* [ACTIVITY]:
Print back each record unchanged, without pictures.
[[ DATA TO USE open ]]
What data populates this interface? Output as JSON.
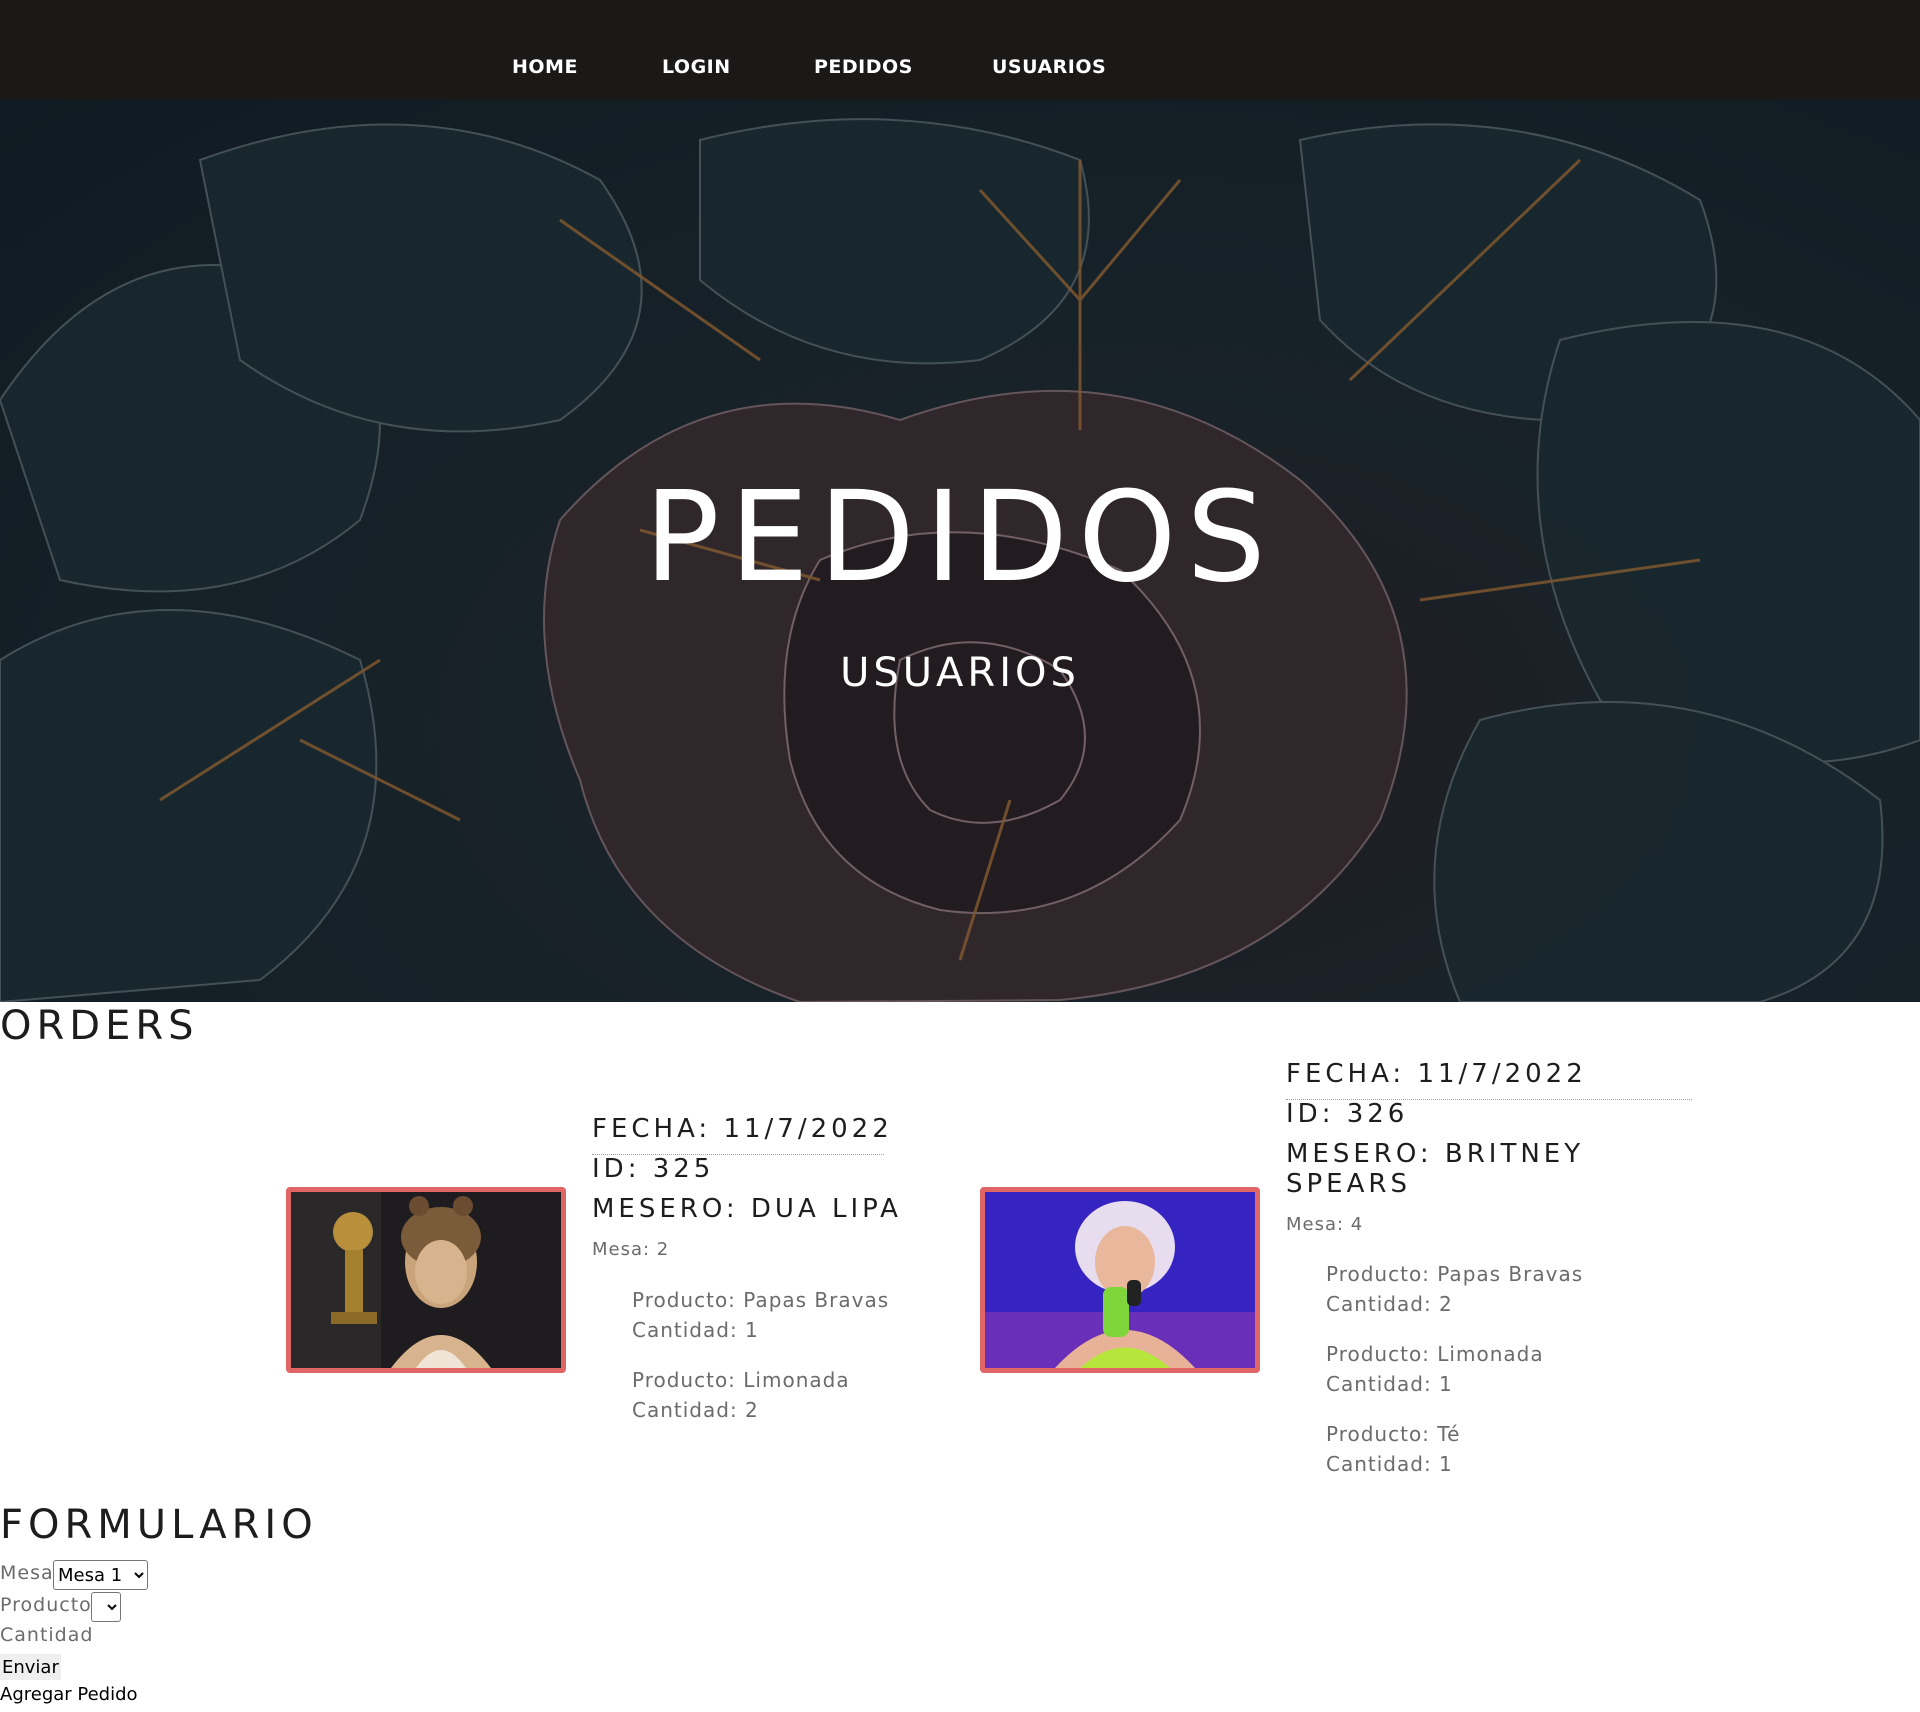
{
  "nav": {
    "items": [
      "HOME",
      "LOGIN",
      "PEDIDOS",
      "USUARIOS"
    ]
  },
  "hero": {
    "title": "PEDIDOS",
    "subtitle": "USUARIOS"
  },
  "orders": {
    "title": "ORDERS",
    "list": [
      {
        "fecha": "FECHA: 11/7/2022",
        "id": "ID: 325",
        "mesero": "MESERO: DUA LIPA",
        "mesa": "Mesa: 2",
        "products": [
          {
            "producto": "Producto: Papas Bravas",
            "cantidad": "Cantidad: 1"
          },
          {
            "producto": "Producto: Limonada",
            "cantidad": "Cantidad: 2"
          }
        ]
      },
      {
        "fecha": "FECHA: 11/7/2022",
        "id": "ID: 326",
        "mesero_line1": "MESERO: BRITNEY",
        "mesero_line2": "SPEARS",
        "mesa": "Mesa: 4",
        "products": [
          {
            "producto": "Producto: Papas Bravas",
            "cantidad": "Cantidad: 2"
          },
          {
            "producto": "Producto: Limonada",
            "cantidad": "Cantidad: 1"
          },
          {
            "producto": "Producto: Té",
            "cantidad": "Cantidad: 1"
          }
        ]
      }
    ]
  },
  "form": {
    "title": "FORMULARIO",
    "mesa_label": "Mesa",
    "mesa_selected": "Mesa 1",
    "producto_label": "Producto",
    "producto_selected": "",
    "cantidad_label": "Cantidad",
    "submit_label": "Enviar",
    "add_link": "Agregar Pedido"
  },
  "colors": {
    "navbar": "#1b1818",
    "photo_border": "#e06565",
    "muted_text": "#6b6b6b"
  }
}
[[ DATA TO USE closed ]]
* [RESPONSE TO THIS EXERCISE]:
What data populates this interface? Output as JSON.
{
  "nav": {
    "items": [
      "HOME",
      "LOGIN",
      "PEDIDOS",
      "USUARIOS"
    ]
  },
  "hero": {
    "title": "PEDIDOS",
    "subtitle": "USUARIOS"
  },
  "orders": {
    "title": "ORDERS",
    "list": [
      {
        "fecha": "FECHA: 11/7/2022",
        "id": "ID: 325",
        "mesero": "MESERO: DUA LIPA",
        "mesa": "Mesa: 2",
        "products": [
          {
            "producto": "Producto: Papas Bravas",
            "cantidad": "Cantidad: 1"
          },
          {
            "producto": "Producto: Limonada",
            "cantidad": "Cantidad: 2"
          }
        ]
      },
      {
        "fecha": "FECHA: 11/7/2022",
        "id": "ID: 326",
        "mesero_line1": "MESERO: BRITNEY",
        "mesero_line2": "SPEARS",
        "mesa": "Mesa: 4",
        "products": [
          {
            "producto": "Producto: Papas Bravas",
            "cantidad": "Cantidad: 2"
          },
          {
            "producto": "Producto: Limonada",
            "cantidad": "Cantidad: 1"
          },
          {
            "producto": "Producto: Té",
            "cantidad": "Cantidad: 1"
          }
        ]
      }
    ]
  },
  "form": {
    "title": "FORMULARIO",
    "mesa_label": "Mesa",
    "mesa_selected": "Mesa 1",
    "producto_label": "Producto",
    "producto_selected": "",
    "cantidad_label": "Cantidad",
    "submit_label": "Enviar",
    "add_link": "Agregar Pedido"
  },
  "colors": {
    "navbar": "#1b1818",
    "photo_border": "#e06565",
    "muted_text": "#6b6b6b"
  }
}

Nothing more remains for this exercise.